● Description of the task:
An exact, complete copy of the data that follows is needed.

● ● ●

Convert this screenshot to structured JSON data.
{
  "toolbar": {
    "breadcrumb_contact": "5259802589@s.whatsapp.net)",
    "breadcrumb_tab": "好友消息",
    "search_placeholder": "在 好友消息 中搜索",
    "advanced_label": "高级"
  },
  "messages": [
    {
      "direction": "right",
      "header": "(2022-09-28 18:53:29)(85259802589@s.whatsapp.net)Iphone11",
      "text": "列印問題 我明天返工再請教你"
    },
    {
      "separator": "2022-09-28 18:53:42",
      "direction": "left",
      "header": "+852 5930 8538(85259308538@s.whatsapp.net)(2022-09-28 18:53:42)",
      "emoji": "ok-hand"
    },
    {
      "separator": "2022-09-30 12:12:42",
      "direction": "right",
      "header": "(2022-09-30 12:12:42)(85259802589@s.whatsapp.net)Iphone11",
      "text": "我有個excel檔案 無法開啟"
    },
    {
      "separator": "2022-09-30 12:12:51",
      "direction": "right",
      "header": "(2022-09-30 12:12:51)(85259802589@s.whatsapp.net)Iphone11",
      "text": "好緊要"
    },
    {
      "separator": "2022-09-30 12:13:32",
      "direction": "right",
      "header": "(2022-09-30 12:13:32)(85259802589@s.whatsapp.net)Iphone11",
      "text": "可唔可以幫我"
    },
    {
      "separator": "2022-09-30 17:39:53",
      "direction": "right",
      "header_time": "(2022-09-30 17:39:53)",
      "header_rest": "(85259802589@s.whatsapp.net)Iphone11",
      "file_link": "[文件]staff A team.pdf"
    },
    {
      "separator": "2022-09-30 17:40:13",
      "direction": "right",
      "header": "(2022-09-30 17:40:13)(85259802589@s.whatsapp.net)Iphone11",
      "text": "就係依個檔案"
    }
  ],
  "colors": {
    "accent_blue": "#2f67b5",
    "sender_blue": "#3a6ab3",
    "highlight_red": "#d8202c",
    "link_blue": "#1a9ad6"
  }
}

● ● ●

● Exercise result:
Convert this screenshot to structured JSON data.
{
  "toolbar": {
    "breadcrumb_contact": "5259802589@s.whatsapp.net)",
    "breadcrumb_tab": "好友消息",
    "search_placeholder": "在 好友消息 中搜索",
    "advanced_label": "高级"
  },
  "messages": [
    {
      "direction": "right",
      "header": "(2022-09-28 18:53:29)(85259802589@s.whatsapp.net)Iphone11",
      "text": "列印問題 我明天返工再請教你"
    },
    {
      "separator": "2022-09-28 18:53:42",
      "direction": "left",
      "header": "+852 5930 8538(85259308538@s.whatsapp.net)(2022-09-28 18:53:42)",
      "emoji": "ok-hand"
    },
    {
      "separator": "2022-09-30 12:12:42",
      "direction": "right",
      "header": "(2022-09-30 12:12:42)(85259802589@s.whatsapp.net)Iphone11",
      "text": "我有個excel檔案 無法開啟"
    },
    {
      "separator": "2022-09-30 12:12:51",
      "direction": "right",
      "header": "(2022-09-30 12:12:51)(85259802589@s.whatsapp.net)Iphone11",
      "text": "好緊要"
    },
    {
      "separator": "2022-09-30 12:13:32",
      "direction": "right",
      "header": "(2022-09-30 12:13:32)(85259802589@s.whatsapp.net)Iphone11",
      "text": "可唔可以幫我"
    },
    {
      "separator": "2022-09-30 17:39:53",
      "direction": "right",
      "header_time": "(2022-09-30 17:39:53)",
      "header_rest": "(85259802589@s.whatsapp.net)Iphone11",
      "file_link": "[文件]staff A team.pdf"
    },
    {
      "separator": "2022-09-30 17:40:13",
      "direction": "right",
      "header": "(2022-09-30 17:40:13)(85259802589@s.whatsapp.net)Iphone11",
      "text": "就係依個檔案"
    }
  ],
  "colors": {
    "accent_blue": "#2f67b5",
    "sender_blue": "#3a6ab3",
    "highlight_red": "#d8202c",
    "link_blue": "#1a9ad6"
  }
}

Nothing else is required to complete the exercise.